Every so often someone you know, someone whom you really know, surprises you. In my case it shouldn’t have, but it did anyway.
I’ve known my wife for half her life now. We’ve been married for most of that time, and we’ve two impulsive and inquisitive daughters to show for it. However, this past week I saw a new aspect of her I’d never known before — one I might have seen had I been a co-worker. Well, maybe it was less about knowing, and more about understanding.
My wife is a teacher. A good one too. She’s one of the ones that not only puts in her 40 hours a week, but once our girls are in bed, takes out her laptop and starts working again. She’s the one that opponents of school budgets don’t tell you about — they know what a deal they’re getting with teachers like her. I’ve always known how hard she works, and not only how many hours, but how many quality hours. I know how much she inspires her students to succeed and how she cares about them and their families.
It’s this last bit, though, that I didn’t quite grasp the extent of.
My wife is an early childhood and special educator. She works with young students, most of whom are the same age or younger than our youngest daughter. One of those students, one whom she’s championed, advocated for, and supported for almost two years, passed away. The news, and the resulting heartache, are things she never could have prepared for, steeled herself to. The loss of this student has hit her profoundly.
I watched her this weekend, expecting to see her hovering more about our own kids than usual, but I also observed the effect this loss has had on her as a teacher. This was her “little guy” whom she would talk about at dinner — not in too much detail, but about challenges, and more often than not his successes. She cared for this boy — maybe not as a parent, but I’ve learned as only a teacher can.
Teachers see our children for, in my case at least, more waking hours during the week than I do. When my daughters average 11 to 12 hours or so of sleep a night, and spend about seven hours in school a day, that leaves me about five to six hours. These professionals, who spend so much time and energy on our children, care for them deeply. It’s a part of who they are, not something they can switch off or ignore. It’s why they went into teaching in the first place. They are passionate about education, about children, and brightening their worlds.

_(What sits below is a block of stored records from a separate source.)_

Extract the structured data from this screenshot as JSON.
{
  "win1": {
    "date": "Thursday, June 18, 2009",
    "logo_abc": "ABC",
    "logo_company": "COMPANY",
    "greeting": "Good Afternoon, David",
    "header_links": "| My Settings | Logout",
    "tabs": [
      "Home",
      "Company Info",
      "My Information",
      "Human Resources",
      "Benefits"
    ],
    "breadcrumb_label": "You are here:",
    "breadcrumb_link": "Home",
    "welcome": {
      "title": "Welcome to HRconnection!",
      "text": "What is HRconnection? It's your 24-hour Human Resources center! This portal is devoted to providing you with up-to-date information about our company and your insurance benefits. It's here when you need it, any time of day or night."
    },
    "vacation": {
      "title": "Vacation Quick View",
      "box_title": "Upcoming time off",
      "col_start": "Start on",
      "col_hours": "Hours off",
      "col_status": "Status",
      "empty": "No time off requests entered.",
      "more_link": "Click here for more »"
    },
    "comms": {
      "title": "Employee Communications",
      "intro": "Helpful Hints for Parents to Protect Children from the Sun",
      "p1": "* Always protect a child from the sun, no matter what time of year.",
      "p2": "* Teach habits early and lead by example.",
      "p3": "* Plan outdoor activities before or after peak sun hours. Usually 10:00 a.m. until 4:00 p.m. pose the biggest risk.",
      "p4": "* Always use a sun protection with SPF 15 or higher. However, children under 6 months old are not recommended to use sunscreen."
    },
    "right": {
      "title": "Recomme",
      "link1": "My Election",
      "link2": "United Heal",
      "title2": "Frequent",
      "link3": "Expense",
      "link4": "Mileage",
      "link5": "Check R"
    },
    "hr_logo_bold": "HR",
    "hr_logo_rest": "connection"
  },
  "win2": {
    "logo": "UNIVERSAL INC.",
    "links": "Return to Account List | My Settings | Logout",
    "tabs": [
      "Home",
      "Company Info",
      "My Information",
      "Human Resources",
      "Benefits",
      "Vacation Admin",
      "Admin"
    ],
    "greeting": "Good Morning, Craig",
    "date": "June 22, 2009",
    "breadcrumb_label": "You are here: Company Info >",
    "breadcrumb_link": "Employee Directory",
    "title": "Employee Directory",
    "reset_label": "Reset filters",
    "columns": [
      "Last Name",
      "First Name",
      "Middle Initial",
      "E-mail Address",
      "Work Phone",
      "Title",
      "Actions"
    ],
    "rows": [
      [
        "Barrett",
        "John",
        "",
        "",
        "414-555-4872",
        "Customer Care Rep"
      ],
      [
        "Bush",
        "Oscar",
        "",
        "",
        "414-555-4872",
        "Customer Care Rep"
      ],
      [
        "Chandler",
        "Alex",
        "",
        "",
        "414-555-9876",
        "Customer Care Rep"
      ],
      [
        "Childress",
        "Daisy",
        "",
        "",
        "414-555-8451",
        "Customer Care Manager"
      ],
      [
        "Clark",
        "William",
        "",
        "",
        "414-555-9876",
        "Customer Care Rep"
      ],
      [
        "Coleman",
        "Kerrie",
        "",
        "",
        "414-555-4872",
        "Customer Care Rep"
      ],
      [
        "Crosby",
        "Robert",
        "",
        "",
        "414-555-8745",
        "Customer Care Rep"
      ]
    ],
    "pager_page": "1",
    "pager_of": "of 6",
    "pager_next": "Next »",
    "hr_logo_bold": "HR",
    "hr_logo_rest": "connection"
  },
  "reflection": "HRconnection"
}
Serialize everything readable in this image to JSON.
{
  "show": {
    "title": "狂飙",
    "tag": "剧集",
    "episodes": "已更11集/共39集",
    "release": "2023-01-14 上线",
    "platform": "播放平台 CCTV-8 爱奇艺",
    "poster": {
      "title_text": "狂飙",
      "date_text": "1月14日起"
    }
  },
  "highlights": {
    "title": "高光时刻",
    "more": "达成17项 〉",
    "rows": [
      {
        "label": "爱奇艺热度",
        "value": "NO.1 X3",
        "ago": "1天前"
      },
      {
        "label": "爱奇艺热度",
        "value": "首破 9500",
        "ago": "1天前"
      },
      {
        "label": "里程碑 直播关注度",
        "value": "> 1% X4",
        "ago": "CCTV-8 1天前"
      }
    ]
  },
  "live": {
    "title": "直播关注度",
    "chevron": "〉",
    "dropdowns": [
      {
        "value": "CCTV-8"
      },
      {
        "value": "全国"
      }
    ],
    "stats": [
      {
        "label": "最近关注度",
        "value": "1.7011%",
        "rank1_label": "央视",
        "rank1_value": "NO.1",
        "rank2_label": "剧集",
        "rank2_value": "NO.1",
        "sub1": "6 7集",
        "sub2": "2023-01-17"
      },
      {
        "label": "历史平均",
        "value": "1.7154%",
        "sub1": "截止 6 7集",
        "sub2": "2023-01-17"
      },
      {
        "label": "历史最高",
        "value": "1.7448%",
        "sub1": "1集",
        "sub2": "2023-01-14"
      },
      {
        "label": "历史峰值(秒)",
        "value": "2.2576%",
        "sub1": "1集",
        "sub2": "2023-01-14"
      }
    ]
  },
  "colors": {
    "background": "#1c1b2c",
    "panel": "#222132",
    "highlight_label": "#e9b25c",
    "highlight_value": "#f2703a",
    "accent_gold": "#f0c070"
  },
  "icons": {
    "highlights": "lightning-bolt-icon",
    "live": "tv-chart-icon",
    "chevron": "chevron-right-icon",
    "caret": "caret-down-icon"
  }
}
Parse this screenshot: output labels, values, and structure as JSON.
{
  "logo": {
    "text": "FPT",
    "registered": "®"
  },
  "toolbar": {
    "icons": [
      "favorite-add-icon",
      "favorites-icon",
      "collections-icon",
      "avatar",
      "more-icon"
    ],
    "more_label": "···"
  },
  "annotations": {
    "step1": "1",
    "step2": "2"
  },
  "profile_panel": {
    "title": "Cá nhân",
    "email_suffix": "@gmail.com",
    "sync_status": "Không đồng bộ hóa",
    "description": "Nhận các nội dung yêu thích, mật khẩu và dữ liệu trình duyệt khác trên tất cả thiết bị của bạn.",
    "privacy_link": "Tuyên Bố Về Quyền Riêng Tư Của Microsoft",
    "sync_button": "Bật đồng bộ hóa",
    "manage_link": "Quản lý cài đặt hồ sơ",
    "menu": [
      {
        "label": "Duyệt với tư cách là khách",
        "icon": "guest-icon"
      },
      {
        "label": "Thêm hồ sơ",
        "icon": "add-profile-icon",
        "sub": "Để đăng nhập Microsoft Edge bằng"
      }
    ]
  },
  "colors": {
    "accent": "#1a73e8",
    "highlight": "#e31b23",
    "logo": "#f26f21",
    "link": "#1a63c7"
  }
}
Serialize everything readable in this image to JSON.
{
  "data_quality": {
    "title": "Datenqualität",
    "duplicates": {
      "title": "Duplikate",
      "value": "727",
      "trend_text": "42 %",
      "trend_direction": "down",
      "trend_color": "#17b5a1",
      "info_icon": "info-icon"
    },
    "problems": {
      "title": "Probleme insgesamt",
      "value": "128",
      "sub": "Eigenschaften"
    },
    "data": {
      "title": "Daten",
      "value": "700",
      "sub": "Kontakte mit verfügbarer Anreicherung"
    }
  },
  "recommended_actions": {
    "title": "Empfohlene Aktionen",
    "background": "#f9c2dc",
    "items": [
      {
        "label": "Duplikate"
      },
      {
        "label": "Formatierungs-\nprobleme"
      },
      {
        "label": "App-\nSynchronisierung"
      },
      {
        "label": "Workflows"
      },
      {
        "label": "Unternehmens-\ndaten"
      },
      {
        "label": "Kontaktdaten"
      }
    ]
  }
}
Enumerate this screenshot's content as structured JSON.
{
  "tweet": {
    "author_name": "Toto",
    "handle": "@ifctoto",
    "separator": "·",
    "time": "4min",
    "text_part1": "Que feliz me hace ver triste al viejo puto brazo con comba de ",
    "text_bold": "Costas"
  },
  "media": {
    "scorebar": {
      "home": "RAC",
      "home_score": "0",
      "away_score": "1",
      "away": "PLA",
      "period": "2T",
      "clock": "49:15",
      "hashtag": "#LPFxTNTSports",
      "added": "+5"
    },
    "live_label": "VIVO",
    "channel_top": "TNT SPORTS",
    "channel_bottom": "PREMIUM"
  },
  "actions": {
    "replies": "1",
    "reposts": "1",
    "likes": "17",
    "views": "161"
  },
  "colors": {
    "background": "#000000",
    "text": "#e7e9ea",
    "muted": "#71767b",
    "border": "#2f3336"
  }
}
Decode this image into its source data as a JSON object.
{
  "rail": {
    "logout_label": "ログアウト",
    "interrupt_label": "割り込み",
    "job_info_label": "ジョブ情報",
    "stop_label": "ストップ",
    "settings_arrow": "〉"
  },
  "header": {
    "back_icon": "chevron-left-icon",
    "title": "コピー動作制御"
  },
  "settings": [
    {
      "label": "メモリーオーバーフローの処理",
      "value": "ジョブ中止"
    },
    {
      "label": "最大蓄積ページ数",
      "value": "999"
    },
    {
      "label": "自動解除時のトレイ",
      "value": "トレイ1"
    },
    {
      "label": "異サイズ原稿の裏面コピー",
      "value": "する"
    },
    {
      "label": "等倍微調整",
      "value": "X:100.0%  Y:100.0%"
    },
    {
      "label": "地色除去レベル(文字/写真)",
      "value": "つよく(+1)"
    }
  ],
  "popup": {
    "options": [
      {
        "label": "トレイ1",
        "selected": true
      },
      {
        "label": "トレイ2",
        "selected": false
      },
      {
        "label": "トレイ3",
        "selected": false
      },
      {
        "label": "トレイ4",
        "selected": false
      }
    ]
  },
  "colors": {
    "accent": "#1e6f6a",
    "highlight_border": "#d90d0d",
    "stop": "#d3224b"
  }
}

So, what I realized is this: when I gripe about her working late, or working after hours when she’s home, it’s not something she can easily let go of. Her students’ successes are hers, their setbacks and challenges are hers as well. She can no easier let them go than I can let go of my daughters. It’s what drives her to be a better teacher, so she can do better by her students. Why when she’s not working extra hours, she’s taking courses and workshops to further her professional development.
These are our children’s teachers. Their students aren’t just office co-workers or even colleagues. They are children. Malleable and impressionable little people who look to their teachers to define their little worlds for them. And from the teachers I know, they do not take this responsibility lightly. Teachers have been much maligned of late in the media as greedy and lazy. Wanting higher pay for fewer hours and no accountability.
Except, here’s the thing: of all the teachers I know, none of them fit that demonized bill. Granted, some teachers are better than others, and while some are exceptional others are much less so. However, there are very few who are not passionate about education and children.
I should have known this, after all I fell in love with an idealistic, education major a long time ago. I should have seen it then, or even picked up on it once she got her own classroom. However, I think — like many of us do — I took its inevitability for granted.
And so, once again, my teacher has taught me that educators are not just assembly line workers cranking out smarter kids by the year, but an amalgam of roles from parents and mentors to friends and confidants. They are that emotional surrogate at school when our children are away from home. And when they lose one of their students much too early, much too young, they feel that loss as only a teacher can.